Weekend Bites: Politics & History, Rosie Schaap Nonfiction, Esmé Weijun Wang, Write A House News, and More
In our weekend reading: writing from Rosie Schaap, Kate Axelrod, and Esmé Weijun Wang; and much more.
I always get something wrong in these. There’s generally one book that I utterly forget to include, remember two days later, and curse myself for leaving out. And this year, I’m throwing in some thoughts on music, so that should offer even more opportunities for retrospective regret. I’m getting in just under the wire with this one, yes indeed.
Afternoon Bites: Shirley Jackson, Stephen King and Pop Culture, Esmé Weijun Wang Nonfiction, and More
In our afternoon reading: a look at the writings of Shirley Jackson, the influence of Stephen King on pop culture, new nonfiction from Esmé Weijun Wang and Michael Chabon, and more.
Putting together this list of standout fiction published so far this year wasn’t an easy task, mostly because it could just as easily have been twice as long. It’s been a very good year for fiction, whether your tastes head more towards classical storytelling, or narrative innovation, or incisive societal observations. What follows is a list of some of the books published in the first half of 2016 that have impressed us the most.
Morning Bites: Esmé Weijun Wang, Yuri Herrera Interviewed, Betty Davis, Jim Ruland Nonfiction, and More
In our morning reading: book news from Esmé Weijun Wang, nonfiction from Jim Ruland, an interview with Yuri Herrera, and more.
Morning Bites: Adapting “Alias Grace,” Mitski’s Latest, Kevin Maloney’s Desk, Walter Mosley, and More
In our morning reading: news of a Margaret Atwood adaptation, Lincoln Michel on fictional towns, new writing from Esmé Weijun Wang, and more.

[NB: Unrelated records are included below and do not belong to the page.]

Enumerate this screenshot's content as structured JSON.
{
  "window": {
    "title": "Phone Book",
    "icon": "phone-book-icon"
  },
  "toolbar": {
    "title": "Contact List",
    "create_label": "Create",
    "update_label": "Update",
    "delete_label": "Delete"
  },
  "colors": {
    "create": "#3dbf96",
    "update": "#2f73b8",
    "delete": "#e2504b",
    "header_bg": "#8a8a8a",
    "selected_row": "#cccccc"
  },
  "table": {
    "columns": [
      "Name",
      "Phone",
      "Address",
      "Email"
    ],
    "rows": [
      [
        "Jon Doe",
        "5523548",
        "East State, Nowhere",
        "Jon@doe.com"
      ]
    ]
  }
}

Esmé Weijun Wang‘s novel The Border of Paradise begins in familiar territory and rapidly ventures into the uncharted. It opens with the story of David Nowak, the scion of a prosperous Polish-American family in post-World War II Brooklyn struggling with conflicts familial and internal–but soon the narrative expands to include the stories of others, including his wife Jia-Hui and their children. The plot gradually shifts into bleaker and stranger places, and the result is a novel that pushes past the tropes of traditional stories to arrive at something more unpredictable and revelatory. I spoke with Wang to learn more about the novel’s structure, its evolution over time, and its inventive use of language.